The report discusses the Dutch experience with prosecuting businessmen for international crimes and sets out the possibilities and limitations for establishing individual criminal responsibility for corporate complicity. The report focuses on corporate complicity for ‘core’ international crimes, i.e. war crimes, crimes against humanity, genocide, aggression and torture.
The report shows that Dutch law provides for a variety of modes of perpetration and participation. To establish criminal responsibility in cases of corporate complicity for international crimes, the concepts of functional (co-)perpetration, actually directing, aiding, and superior responsibility seem to be particularly important.
Despite apparently looser standards of criminal responsibility for corporate complicity under Dutch law as compared to international criminal law, it seems that Dutch courts still struggle with holding businessmen accountable as perpetrators of or participants in international crimes. This relates to the fact that corporate officials are often only remotely involved in criminal conduct and make neutral contributions to crimes, as a side-effect of their corporate policies and efforts.
Considering these difficulties, it will often be challenging to hold corporate officials for international crimes. Prosecutors – if bringing charges – may therefore prefer alternative grounds for criminal responsibility, such as the dereliction of duties of care, violation of embargoes, or even corruption.
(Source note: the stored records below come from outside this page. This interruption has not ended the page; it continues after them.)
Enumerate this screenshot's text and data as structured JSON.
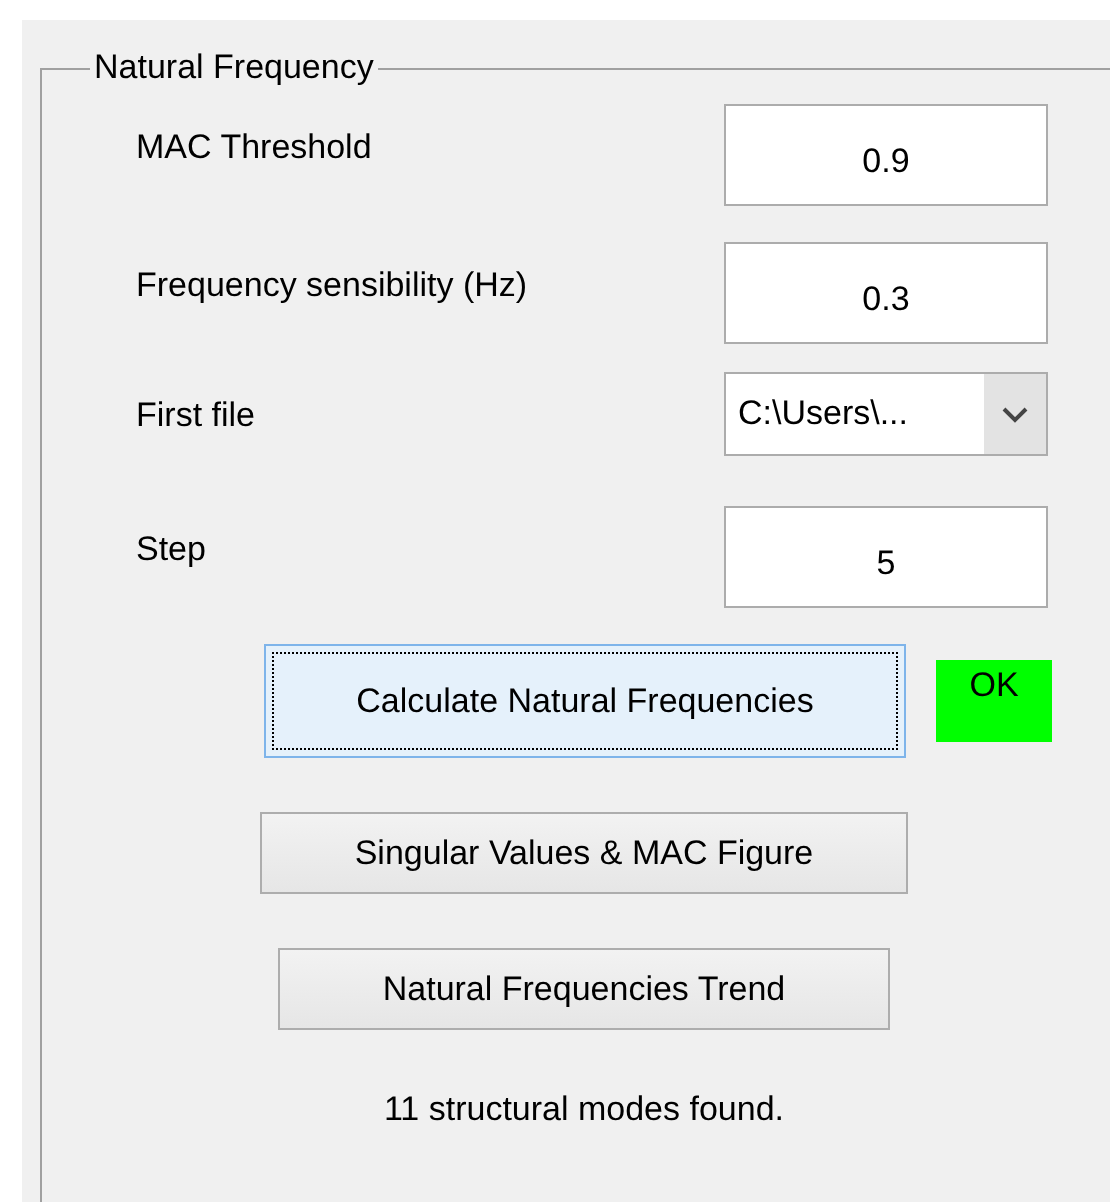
{
  "group": {
    "title": "Natural Frequency"
  },
  "fields": [
    {
      "kind": "text",
      "label": "MAC Threshold",
      "value": "0.9"
    },
    {
      "kind": "text",
      "label": "Frequency sensibility (Hz)",
      "value": "0.3"
    },
    {
      "kind": "dropdown",
      "label": "First file",
      "value": "C:\\Users\\..."
    },
    {
      "kind": "text",
      "label": "Step",
      "value": "5"
    }
  ],
  "buttons": [
    {
      "label": "Calculate Natural Frequencies",
      "focused": true
    },
    {
      "label": "Singular Values & MAC Figure",
      "focused": false
    },
    {
      "label": "Natural Frequencies Trend",
      "focused": false
    }
  ],
  "status_indicator": {
    "text": "OK",
    "color": "#00ff00"
  },
  "status_message": "11 structural modes found."
}
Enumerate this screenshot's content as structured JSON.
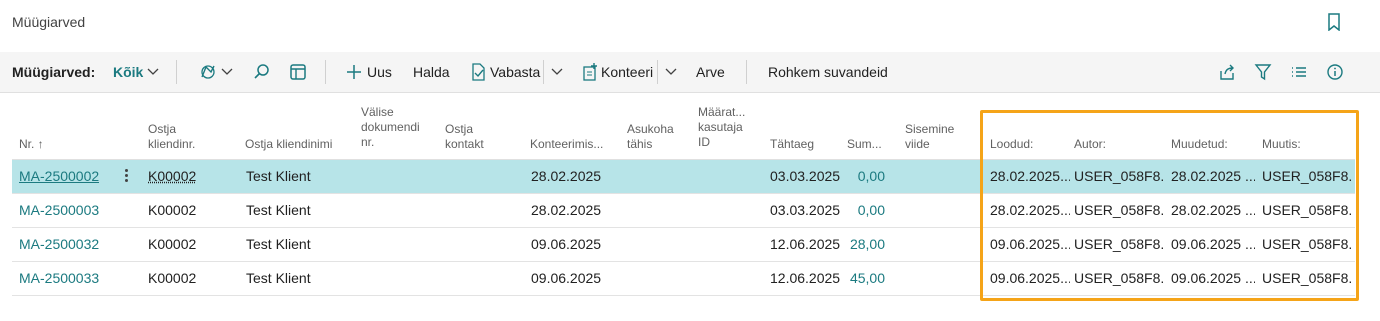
{
  "page": {
    "title": "Müügiarved"
  },
  "toolbar": {
    "list_label": "Müügiarved:",
    "filter_value": "Kõik",
    "new_label": "Uus",
    "manage_label": "Halda",
    "release_label": "Vabasta",
    "post_label": "Konteeri",
    "invoice_label": "Arve",
    "more_label": "Rohkem suvandeid"
  },
  "columns": {
    "nr": "Nr. ↑",
    "customer_no": "Ostja\nkliendinr.",
    "customer_name": "Ostja kliendinimi",
    "ext_doc": "Välise\ndokumendi\nnr.",
    "contact": "Ostja\nkontakt",
    "posting_date": "Konteerimis...",
    "location": "Asukoha\ntähis",
    "assigned_user": "Määrat...\nkasutaja\nID",
    "due_date": "Tähtaeg",
    "amount": "Sum...",
    "internal_ref": "Sisemine\nviide",
    "created": "Loodud:",
    "author": "Autor:",
    "modified": "Muudetud:",
    "modified_by": "Muutis:"
  },
  "rows": [
    {
      "nr": "MA-2500002",
      "customer_no": "K00002",
      "customer_name": "Test Klient",
      "posting_date": "28.02.2025",
      "due_date": "03.03.2025",
      "amount": "0,00",
      "created": "28.02.2025...",
      "author": "USER_058F8...",
      "modified": "28.02.2025 ...",
      "modified_by": "USER_058F8..."
    },
    {
      "nr": "MA-2500003",
      "customer_no": "K00002",
      "customer_name": "Test Klient",
      "posting_date": "28.02.2025",
      "due_date": "03.03.2025",
      "amount": "0,00",
      "created": "28.02.2025...",
      "author": "USER_058F8...",
      "modified": "28.02.2025 ...",
      "modified_by": "USER_058F8..."
    },
    {
      "nr": "MA-2500032",
      "customer_no": "K00002",
      "customer_name": "Test Klient",
      "posting_date": "09.06.2025",
      "due_date": "12.06.2025",
      "amount": "28,00",
      "created": "09.06.2025...",
      "author": "USER_058F8...",
      "modified": "09.06.2025 ...",
      "modified_by": "USER_058F8..."
    },
    {
      "nr": "MA-2500033",
      "customer_no": "K00002",
      "customer_name": "Test Klient",
      "posting_date": "09.06.2025",
      "due_date": "12.06.2025",
      "amount": "45,00",
      "created": "09.06.2025...",
      "author": "USER_058F8...",
      "modified": "09.06.2025 ...",
      "modified_by": "USER_058F8..."
    }
  ],
  "colors": {
    "accent": "#1b7a80",
    "selected_row": "#b7e4e8",
    "highlight": "#f5a418"
  },
  "icons": [
    "bookmark-icon",
    "chevron-down-icon",
    "analyze-icon",
    "search-icon",
    "edit-list-icon",
    "plus-icon",
    "release-icon",
    "post-icon",
    "share-icon",
    "filter-icon",
    "list-view-icon",
    "info-icon",
    "more-options-icon"
  ]
}
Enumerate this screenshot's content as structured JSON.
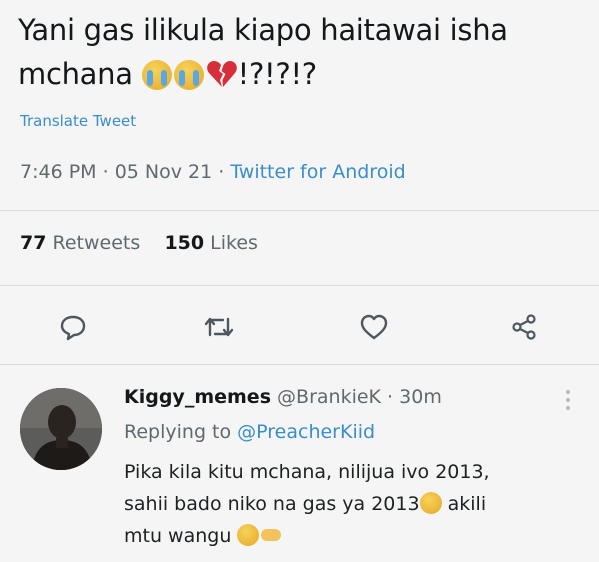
{
  "tweet": {
    "text_line1": "Yani gas ilikula kiapo haitawai isha",
    "text_line2_start": "mchana ",
    "text_line2_end": "!?!?!?",
    "emojis": [
      "loudly-crying-face",
      "loudly-crying-face",
      "broken-heart"
    ],
    "translate_label": "Translate Tweet",
    "time": "7:46 PM",
    "date": "05 Nov 21",
    "client": "Twitter for Android",
    "sep": " · "
  },
  "stats": {
    "retweets_count": "77",
    "retweets_label": "Retweets",
    "likes_count": "150",
    "likes_label": "Likes"
  },
  "actions": {
    "icons": [
      "reply-icon",
      "retweet-icon",
      "like-icon",
      "share-icon"
    ]
  },
  "reply": {
    "display_name": "Kiggy_memes",
    "handle": "@BrankieK",
    "time_ago": "30m",
    "sep": " · ",
    "replying_prefix": "Replying to ",
    "replying_handle": "@PreacherKiid",
    "line1": "Pika kila kitu mchana, nilijua ivo 2013,",
    "line2_start": "sahii bado niko na gas ya 2013",
    "line2_end": " akili",
    "line3": "mtu wangu",
    "emojis": [
      "grinning-squinting-face",
      "joy-face",
      "backhand-index-pointing-left"
    ]
  },
  "colors": {
    "background": "#f4f5f4",
    "link_blue": "#3b8ec9",
    "muted_gray": "#5f6970"
  }
}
However, while this enables holding corporate officials at least accountable for some crime, the practice can be criticized from the perspective of fair labelling and the expressive function of criminal law.
You can read the full report here.